### Work order
Exactly as they stand, the data below are to be printed again.

Entries taken from a collection
◆ ◆ ◆ ◆ ◆

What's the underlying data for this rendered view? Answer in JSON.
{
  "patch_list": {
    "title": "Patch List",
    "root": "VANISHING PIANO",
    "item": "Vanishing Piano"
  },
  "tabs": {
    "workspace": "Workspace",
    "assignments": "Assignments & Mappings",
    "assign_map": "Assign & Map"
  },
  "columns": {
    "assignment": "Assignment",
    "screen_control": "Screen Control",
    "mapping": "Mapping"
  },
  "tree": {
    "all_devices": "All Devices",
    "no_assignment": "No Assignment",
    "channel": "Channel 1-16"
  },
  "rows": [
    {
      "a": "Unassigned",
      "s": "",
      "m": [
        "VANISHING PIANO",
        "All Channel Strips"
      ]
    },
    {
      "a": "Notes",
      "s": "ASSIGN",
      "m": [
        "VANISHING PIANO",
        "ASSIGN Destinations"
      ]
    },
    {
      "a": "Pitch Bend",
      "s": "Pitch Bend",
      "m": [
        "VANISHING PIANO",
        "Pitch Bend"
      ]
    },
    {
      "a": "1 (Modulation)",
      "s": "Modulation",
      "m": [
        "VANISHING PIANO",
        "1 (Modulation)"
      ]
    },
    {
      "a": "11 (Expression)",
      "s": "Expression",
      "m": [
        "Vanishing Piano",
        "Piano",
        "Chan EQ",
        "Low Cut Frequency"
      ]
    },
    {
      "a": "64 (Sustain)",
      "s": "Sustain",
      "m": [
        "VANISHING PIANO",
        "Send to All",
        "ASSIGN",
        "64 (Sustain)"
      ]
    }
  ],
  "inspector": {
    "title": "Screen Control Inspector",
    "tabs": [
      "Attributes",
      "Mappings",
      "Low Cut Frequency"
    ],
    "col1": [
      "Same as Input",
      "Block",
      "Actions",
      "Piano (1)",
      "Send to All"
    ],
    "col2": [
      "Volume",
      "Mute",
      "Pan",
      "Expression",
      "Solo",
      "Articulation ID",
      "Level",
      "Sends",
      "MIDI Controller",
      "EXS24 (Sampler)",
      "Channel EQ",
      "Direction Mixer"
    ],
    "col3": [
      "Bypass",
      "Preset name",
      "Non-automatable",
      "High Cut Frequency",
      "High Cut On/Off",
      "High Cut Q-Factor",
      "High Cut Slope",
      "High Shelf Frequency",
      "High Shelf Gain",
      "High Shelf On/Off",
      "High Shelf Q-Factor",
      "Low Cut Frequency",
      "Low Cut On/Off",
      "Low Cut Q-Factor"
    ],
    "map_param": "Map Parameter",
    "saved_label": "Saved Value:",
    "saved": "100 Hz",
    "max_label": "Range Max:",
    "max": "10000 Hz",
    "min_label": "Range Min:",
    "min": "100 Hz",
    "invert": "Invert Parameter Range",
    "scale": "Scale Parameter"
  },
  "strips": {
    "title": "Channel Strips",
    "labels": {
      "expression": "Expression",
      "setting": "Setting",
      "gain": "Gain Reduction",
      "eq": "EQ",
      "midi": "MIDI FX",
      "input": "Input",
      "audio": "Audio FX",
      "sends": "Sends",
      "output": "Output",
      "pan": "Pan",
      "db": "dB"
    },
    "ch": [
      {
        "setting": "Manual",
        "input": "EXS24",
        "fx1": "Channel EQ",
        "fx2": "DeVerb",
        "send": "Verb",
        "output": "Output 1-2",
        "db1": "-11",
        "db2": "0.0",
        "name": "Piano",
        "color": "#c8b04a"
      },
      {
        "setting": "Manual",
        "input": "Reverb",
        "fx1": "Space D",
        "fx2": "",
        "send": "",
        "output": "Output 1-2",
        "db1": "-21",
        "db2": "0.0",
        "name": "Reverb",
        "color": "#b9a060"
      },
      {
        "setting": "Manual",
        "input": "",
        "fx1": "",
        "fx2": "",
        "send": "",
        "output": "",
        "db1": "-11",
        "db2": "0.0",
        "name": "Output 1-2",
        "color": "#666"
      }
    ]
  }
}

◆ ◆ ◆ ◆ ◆

### Written answer
What's the underlying data for this rendered view? Answer in JSON.
{
  "patch_list": {
    "title": "Patch List",
    "root": "VANISHING PIANO",
    "item": "Vanishing Piano"
  },
  "tabs": {
    "workspace": "Workspace",
    "assignments": "Assignments & Mappings",
    "assign_map": "Assign & Map"
  },
  "columns": {
    "assignment": "Assignment",
    "screen_control": "Screen Control",
    "mapping": "Mapping"
  },
  "tree": {
    "all_devices": "All Devices",
    "no_assignment": "No Assignment",
    "channel": "Channel 1-16"
  },
  "rows": [
    {
      "a": "Unassigned",
      "s": "",
      "m": [
        "VANISHING PIANO",
        "All Channel Strips"
      ]
    },
    {
      "a": "Notes",
      "s": "ASSIGN",
      "m": [
        "VANISHING PIANO",
        "ASSIGN Destinations"
      ]
    },
    {
      "a": "Pitch Bend",
      "s": "Pitch Bend",
      "m": [
        "VANISHING PIANO",
        "Pitch Bend"
      ]
    },
    {
      "a": "1 (Modulation)",
      "s": "Modulation",
      "m": [
        "VANISHING PIANO",
        "1 (Modulation)"
      ]
    },
    {
      "a": "11 (Expression)",
      "s": "Expression",
      "m": [
        "Vanishing Piano",
        "Piano",
        "Chan EQ",
        "Low Cut Frequency"
      ]
    },
    {
      "a": "64 (Sustain)",
      "s": "Sustain",
      "m": [
        "VANISHING PIANO",
        "Send to All",
        "ASSIGN",
        "64 (Sustain)"
      ]
    }
  ],
  "inspector": {
    "title": "Screen Control Inspector",
    "tabs": [
      "Attributes",
      "Mappings",
      "Low Cut Frequency"
    ],
    "col1": [
      "Same as Input",
      "Block",
      "Actions",
      "Piano (1)",
      "Send to All"
    ],
    "col2": [
      "Volume",
      "Mute",
      "Pan",
      "Expression",
      "Solo",
      "Articulation ID",
      "Level",
      "Sends",
      "MIDI Controller",
      "EXS24 (Sampler)",
      "Channel EQ",
      "Direction Mixer"
    ],
    "col3": [
      "Bypass",
      "Preset name",
      "Non-automatable",
      "High Cut Frequency",
      "High Cut On/Off",
      "High Cut Q-Factor",
      "High Cut Slope",
      "High Shelf Frequency",
      "High Shelf Gain",
      "High Shelf On/Off",
      "High Shelf Q-Factor",
      "Low Cut Frequency",
      "Low Cut On/Off",
      "Low Cut Q-Factor"
    ],
    "map_param": "Map Parameter",
    "saved_label": "Saved Value:",
    "saved": "100 Hz",
    "max_label": "Range Max:",
    "max": "10000 Hz",
    "min_label": "Range Min:",
    "min": "100 Hz",
    "invert": "Invert Parameter Range",
    "scale": "Scale Parameter"
  },
  "strips": {
    "title": "Channel Strips",
    "labels": {
      "expression": "Expression",
      "setting": "Setting",
      "gain": "Gain Reduction",
      "eq": "EQ",
      "midi": "MIDI FX",
      "input": "Input",
      "audio": "Audio FX",
      "sends": "Sends",
      "output": "Output",
      "pan": "Pan",
      "db": "dB"
    },
    "ch": [
      {
        "setting": "Manual",
        "input": "EXS24",
        "fx1": "Channel EQ",
        "fx2": "DeVerb",
        "send": "Verb",
        "output": "Output 1-2",
        "db1": "-11",
        "db2": "0.0",
        "name": "Piano",
        "color": "#c8b04a"
      },
      {
        "setting": "Manual",
        "input": "Reverb",
        "fx1": "Space D",
        "fx2": "",
        "send": "",
        "output": "Output 1-2",
        "db1": "-21",
        "db2": "0.0",
        "name": "Reverb",
        "color": "#b9a060"
      },
      {
        "setting": "Manual",
        "input": "",
        "fx1": "",
        "fx2": "",
        "send": "",
        "output": "",
        "db1": "-11",
        "db2": "0.0",
        "name": "Output 1-2",
        "color": "#666"
      }
    ]
  }
}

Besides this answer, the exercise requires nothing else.